Getting around by train might have your old-world, romantic travel heart singing, but know that in Turkey, trains are generally slower than buses, and the rail network is not very extensive, so you may not be able to get to all the places you want to visit. If you’re planning on sticking to major cities, you might be better off checking out some national and regional airlines to see if you can find cheap, quick, and comfortable transportation to fit your itinerary.
If you’ll only be in Turkey for a short stop-over trip or on a quick visit from Europe, you’ll likely want to explore Istanbul. Although not currently the capital city, Istanbul is the largest city in Turkey and has a rich history dating back to the Roman, Byzantine, and Ottoman times.
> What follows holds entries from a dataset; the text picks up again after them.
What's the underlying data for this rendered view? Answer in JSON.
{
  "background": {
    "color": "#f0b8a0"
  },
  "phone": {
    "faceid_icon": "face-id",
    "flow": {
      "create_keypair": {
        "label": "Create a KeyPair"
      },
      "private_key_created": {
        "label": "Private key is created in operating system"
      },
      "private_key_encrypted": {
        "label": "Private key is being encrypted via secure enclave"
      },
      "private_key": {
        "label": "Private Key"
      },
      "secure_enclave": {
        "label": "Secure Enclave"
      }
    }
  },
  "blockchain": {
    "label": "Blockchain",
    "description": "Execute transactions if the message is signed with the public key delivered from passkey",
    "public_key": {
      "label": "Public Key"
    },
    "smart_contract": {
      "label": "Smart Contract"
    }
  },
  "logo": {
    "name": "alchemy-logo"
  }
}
Check out the Hagia Sophia, Topkapı Palace, and Sultanahmet Mosque (Blue Mosque). Then head over and get yourself lost at the Grand Bazaar. For views, head to Galata Tower.
Istanbul isn’t the only city in Turkey, though, and if you can, you should head out to Bursa. This city was the first capital of the Ottoman Empire and has an array of spectacular mosques, tombs, and historical buildings that will keep your inner architect fascinated. Check out the small but free Museum of Turkish and Islamic Art, and make sure you don’t miss the wonderful Turkish baths!
Or check out Edirne, the capital city following Bursa. Considering that the city is situated at the borders of Turkey, Greece, and Bulgaria, you can imagine the wealth of culture here! Here too, you can see the remains of Ottoman architecture such as the Justice Tower or the two bridges connecting Karaağaç to downtown. There are also many mosques, markets, and museums, as in other Turkish cities.
Beyond the Cities
Turkey has plenty to offer beyond the cities, though! You’ve likely heard about the country’s beautiful Mediterranean or Black Sea beaches. Did you know that Turkey also offers skiing in the winters, though? Head to Uludağ (near Bursa) for some great skiing from November to March. Some years, you can head to Saklıkent and get in both skiing and swimming in the Mediterranean during your visit—although this depends on the snowfall for the year.
A special activity not to be missed is ballooning in Cappadocia. You’ll need to wake up early to do this, but it’ll definitely be worth it as you watch the sun rise over the bizarre landscape of fairy chimneys and rock formations.
As a melting pot of so many different empires, Turkey is a place that you really have to see to get a real understanding of the culture. From architecture to food to landscapes, you’ll find so many unique things that will have you falling in love with this country bit by bit. What you had intended to be a short stop-over or a week away might stretch into a much longer visit in this somehow-timeless country. Even if you spent a lifetime exploring, though, you would still be surprised and delighted by new things all the time. Turkey awaits!